America has an extremism problem.
I’m not talking about the religious extremism that attempts to inflict terror upon the world, although it could be argued that it plays a role. But the specific problem in America that concerns me is the political extremism to which we have blindly drifted as a society as gently nudged by social media.
The American governance system is rooted in balance, collaboration, and, when necessary, compromise. It was created to strike a balance between the state and the people, the haves and the have-nots, and the urban and the rural.
That balance has been dismantled by the capitalistic powers behind social media. It wasn’t necessarily their intent, but it is clearly a byproduct of the way social media sites are engineered.
The corporate giants in social media do not have a political agenda, regardless of what your neighbor, your uncle, or any other conspiracy theorist in your circle says. Their agenda is strictly capitalistic, and the way they achieve that agenda is by weaving polarizing political information into your feed between the dinner pics and cat videos. That keeps you glued to their site for more hours of the day, to which they sell to their advertisers.
There is ample research and evidence confirming this is exactly what happens. It’s even fairly well-publicized by this point, and yet the public still flocks to these online watering holes with an increasing frequency, thereby becoming more polarized toward their particular side. It doesn’t take long before they have been pushed to the extreme.

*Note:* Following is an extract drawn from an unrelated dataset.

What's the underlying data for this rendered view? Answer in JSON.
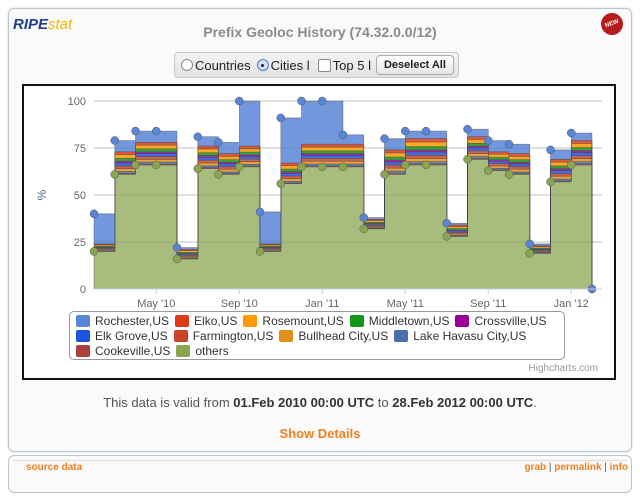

These people stand out online. Their whole online presence becomes about joining the fight for their side, causing the cycle to continue and only get worse. They deliberately enter echo chambers, finding solace in others who share their ideals and have fallen victim to the same fate while simultaneously “unfriending” anyone with whom they disagree. And when they do encounter those conflicting opinions, they engage in online battle in a way few would do in person.
The results can be seen throughout the landscape of today’s political system. No longer are centrist candidates heralded for their ability to build consensus. Today candidates are rewarded for adopting an “us against them” approach, and the result is that progress is either nonexistent, or pushed through without a viable plan when one side has its short-lived majority.
I don’t have a solution for America’s extremism problem, but for me personally, I have a two-step approach to avoiding the trap. Disconnect, and keep an open mind.